__Exercise__
Copy out each line below that has the word "data" in it.
|---|
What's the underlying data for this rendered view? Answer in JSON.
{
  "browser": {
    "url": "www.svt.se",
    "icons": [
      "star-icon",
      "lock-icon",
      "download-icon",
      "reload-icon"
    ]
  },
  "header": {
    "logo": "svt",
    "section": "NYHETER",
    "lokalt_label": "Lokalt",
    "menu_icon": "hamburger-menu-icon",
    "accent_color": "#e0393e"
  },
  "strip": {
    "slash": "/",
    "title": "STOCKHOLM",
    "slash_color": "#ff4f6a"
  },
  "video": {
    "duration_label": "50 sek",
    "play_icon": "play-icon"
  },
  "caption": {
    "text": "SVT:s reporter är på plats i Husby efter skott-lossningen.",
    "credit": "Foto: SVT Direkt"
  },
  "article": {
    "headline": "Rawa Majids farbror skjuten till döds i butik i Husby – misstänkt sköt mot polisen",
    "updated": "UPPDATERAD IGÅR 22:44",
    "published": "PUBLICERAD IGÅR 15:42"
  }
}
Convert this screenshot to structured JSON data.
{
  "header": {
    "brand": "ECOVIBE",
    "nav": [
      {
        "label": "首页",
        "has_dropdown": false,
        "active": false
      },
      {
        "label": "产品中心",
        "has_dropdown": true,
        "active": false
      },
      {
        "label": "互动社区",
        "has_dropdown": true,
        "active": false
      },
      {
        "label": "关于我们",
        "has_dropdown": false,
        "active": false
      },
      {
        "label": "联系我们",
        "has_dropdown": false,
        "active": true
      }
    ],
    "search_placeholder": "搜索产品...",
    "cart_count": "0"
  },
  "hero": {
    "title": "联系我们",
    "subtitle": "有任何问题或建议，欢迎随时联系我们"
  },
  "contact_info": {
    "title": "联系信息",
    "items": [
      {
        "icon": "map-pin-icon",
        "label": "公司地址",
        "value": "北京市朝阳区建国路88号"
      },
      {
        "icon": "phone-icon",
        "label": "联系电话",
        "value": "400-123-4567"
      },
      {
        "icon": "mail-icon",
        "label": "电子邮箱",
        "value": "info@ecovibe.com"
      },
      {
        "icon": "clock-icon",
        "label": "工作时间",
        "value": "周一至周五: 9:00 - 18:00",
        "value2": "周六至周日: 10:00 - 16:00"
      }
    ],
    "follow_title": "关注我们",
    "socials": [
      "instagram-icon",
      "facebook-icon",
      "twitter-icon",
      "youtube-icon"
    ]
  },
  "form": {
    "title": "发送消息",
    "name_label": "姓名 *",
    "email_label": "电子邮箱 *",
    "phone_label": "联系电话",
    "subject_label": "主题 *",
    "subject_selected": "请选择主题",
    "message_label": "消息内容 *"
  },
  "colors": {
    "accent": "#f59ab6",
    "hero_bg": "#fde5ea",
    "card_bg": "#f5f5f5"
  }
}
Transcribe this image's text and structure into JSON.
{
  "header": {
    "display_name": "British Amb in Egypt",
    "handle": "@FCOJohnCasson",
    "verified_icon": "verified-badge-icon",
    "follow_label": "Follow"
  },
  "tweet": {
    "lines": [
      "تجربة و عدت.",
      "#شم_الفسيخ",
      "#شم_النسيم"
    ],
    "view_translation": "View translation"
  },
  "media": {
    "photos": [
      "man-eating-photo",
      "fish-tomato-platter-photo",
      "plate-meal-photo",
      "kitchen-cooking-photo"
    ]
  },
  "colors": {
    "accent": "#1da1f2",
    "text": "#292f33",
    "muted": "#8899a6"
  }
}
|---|
__Answer box__
What's the underlying data for this rendered view? Answer in JSON.
Convert this screenshot to structured JSON data.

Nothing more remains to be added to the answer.